Go through the data and retrieve each line that includes the string "subtitle".
——————
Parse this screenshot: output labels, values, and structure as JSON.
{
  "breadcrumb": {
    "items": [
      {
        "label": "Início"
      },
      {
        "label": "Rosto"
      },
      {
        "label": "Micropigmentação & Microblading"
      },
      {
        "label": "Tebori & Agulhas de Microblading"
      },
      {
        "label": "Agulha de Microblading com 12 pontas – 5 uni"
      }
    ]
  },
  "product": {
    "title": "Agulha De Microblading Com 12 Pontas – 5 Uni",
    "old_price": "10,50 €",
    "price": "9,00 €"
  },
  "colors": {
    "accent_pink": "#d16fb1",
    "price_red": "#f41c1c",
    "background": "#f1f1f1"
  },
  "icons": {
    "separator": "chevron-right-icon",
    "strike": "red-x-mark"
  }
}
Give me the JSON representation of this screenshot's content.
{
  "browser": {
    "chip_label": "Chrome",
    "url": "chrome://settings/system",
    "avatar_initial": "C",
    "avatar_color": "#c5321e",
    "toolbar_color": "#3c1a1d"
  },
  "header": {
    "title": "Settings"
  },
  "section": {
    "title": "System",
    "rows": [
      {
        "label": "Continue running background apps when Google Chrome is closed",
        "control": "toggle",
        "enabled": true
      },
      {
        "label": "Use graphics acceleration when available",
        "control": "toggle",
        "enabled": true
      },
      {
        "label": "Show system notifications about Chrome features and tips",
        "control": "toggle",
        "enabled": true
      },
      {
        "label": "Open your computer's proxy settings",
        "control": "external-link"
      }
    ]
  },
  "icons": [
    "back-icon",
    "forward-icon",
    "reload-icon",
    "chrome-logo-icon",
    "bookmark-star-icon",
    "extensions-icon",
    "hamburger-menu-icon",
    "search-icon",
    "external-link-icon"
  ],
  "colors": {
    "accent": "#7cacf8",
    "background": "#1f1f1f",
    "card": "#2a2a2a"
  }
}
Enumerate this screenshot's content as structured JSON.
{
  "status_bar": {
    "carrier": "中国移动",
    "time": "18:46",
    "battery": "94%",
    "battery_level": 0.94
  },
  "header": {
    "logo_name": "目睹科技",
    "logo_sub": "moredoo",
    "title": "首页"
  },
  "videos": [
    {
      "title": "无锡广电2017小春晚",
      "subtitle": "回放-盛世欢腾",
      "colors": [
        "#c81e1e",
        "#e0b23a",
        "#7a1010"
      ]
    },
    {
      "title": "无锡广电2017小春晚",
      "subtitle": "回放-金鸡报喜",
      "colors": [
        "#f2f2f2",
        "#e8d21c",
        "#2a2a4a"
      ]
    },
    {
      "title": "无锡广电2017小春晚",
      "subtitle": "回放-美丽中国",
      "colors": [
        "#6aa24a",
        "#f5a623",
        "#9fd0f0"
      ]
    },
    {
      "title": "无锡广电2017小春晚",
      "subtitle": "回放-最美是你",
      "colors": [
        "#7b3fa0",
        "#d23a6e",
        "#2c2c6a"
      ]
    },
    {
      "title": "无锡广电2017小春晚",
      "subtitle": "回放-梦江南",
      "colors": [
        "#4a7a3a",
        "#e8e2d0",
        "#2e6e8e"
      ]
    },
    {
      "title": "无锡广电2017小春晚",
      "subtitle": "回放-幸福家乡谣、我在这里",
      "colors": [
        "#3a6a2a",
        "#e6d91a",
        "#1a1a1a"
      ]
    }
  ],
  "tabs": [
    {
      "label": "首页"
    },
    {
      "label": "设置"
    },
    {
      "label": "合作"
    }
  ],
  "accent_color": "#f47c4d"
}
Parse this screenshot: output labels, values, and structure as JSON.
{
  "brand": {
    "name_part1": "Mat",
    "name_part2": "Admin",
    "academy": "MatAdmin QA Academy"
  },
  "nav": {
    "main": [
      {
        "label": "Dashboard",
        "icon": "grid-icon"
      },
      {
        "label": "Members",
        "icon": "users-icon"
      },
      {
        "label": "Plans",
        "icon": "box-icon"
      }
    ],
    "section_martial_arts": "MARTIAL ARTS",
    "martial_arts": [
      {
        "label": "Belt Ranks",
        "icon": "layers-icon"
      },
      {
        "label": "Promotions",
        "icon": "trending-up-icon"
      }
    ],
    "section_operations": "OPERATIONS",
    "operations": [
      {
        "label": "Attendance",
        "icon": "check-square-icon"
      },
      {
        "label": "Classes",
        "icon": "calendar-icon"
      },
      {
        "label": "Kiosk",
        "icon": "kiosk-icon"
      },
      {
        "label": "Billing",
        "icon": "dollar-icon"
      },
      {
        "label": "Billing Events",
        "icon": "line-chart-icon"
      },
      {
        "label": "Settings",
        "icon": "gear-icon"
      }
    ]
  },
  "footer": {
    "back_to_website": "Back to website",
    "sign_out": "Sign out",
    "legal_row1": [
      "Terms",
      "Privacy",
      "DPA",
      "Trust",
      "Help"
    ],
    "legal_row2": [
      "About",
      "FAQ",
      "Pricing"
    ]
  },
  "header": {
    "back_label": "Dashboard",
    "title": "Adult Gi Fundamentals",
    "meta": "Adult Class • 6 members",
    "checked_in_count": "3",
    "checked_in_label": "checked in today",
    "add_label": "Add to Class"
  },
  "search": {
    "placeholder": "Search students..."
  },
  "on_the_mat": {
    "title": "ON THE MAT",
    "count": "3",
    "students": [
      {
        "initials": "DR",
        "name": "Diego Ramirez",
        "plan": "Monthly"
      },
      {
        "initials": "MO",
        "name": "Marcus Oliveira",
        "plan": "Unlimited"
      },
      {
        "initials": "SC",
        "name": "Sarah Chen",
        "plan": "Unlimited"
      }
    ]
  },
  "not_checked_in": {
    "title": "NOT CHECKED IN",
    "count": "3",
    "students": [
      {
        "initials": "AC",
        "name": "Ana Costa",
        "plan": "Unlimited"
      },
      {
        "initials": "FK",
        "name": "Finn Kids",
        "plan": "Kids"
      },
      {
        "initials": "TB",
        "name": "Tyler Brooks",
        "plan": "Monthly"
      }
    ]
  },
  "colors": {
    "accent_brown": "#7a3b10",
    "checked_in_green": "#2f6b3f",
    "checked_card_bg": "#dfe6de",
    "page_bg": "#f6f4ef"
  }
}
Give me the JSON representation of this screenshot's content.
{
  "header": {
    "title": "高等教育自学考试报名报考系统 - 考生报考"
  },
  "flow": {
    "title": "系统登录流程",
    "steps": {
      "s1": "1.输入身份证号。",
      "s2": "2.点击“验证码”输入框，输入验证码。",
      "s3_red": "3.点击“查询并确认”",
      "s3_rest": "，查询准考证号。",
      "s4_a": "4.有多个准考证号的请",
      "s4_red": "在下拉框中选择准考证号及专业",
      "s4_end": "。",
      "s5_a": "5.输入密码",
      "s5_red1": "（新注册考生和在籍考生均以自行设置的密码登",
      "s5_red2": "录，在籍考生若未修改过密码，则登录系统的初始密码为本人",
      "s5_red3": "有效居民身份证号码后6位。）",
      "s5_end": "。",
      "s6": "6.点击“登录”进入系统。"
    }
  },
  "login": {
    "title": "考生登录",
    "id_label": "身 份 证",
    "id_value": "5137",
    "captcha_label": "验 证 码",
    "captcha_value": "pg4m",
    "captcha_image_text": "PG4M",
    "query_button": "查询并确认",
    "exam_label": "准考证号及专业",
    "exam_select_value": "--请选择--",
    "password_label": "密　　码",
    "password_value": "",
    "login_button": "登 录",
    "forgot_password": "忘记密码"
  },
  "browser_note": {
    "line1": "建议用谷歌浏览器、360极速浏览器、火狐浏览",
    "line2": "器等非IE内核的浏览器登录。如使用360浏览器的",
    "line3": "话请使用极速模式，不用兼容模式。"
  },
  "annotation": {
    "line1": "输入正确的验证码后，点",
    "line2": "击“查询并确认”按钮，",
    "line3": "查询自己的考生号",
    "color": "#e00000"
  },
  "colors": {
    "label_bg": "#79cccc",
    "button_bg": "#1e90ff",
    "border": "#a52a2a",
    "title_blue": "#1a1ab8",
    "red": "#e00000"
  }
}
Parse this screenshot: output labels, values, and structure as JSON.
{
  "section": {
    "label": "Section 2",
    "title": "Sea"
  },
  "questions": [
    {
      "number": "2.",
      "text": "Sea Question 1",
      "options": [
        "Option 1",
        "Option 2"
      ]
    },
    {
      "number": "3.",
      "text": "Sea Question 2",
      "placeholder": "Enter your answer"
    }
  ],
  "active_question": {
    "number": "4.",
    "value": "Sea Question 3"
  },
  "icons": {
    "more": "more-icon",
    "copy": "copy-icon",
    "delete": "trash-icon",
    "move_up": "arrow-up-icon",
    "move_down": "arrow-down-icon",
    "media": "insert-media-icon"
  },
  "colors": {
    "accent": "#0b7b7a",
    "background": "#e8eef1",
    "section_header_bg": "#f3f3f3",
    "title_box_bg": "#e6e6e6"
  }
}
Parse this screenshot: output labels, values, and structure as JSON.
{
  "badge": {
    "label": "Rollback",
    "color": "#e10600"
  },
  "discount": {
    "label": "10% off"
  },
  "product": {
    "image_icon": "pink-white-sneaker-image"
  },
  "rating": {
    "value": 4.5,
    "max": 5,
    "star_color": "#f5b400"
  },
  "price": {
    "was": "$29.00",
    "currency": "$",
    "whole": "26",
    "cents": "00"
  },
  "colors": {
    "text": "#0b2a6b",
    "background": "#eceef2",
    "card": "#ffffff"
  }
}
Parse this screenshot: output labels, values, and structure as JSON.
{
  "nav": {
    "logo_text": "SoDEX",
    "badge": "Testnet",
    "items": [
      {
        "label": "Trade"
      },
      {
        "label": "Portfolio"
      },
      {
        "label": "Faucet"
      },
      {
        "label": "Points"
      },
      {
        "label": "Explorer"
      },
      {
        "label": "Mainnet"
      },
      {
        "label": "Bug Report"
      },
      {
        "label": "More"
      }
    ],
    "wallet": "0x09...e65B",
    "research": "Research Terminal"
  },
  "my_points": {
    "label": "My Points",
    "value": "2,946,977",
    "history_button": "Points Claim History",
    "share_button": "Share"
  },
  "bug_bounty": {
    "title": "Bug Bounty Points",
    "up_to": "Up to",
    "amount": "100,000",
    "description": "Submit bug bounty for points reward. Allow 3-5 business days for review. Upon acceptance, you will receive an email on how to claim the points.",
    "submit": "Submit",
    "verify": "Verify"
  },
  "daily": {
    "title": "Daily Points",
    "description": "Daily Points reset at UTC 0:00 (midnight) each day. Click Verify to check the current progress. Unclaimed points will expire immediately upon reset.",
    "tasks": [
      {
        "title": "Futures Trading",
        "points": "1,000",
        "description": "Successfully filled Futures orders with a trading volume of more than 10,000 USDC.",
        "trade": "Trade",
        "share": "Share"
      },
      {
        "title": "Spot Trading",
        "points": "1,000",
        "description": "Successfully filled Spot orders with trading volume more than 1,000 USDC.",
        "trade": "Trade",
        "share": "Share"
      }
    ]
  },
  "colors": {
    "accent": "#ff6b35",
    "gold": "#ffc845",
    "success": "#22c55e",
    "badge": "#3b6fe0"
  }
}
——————
Written solution:
      "subtitle": "回放-盛世欢腾",
      "subtitle": "回放-金鸡报喜",
      "subtitle": "回放-美丽中国",
      "subtitle": "回放-最美是你",
      "subtitle": "回放-梦江南",
      "subtitle": "回放-幸福家乡谣、我在这里",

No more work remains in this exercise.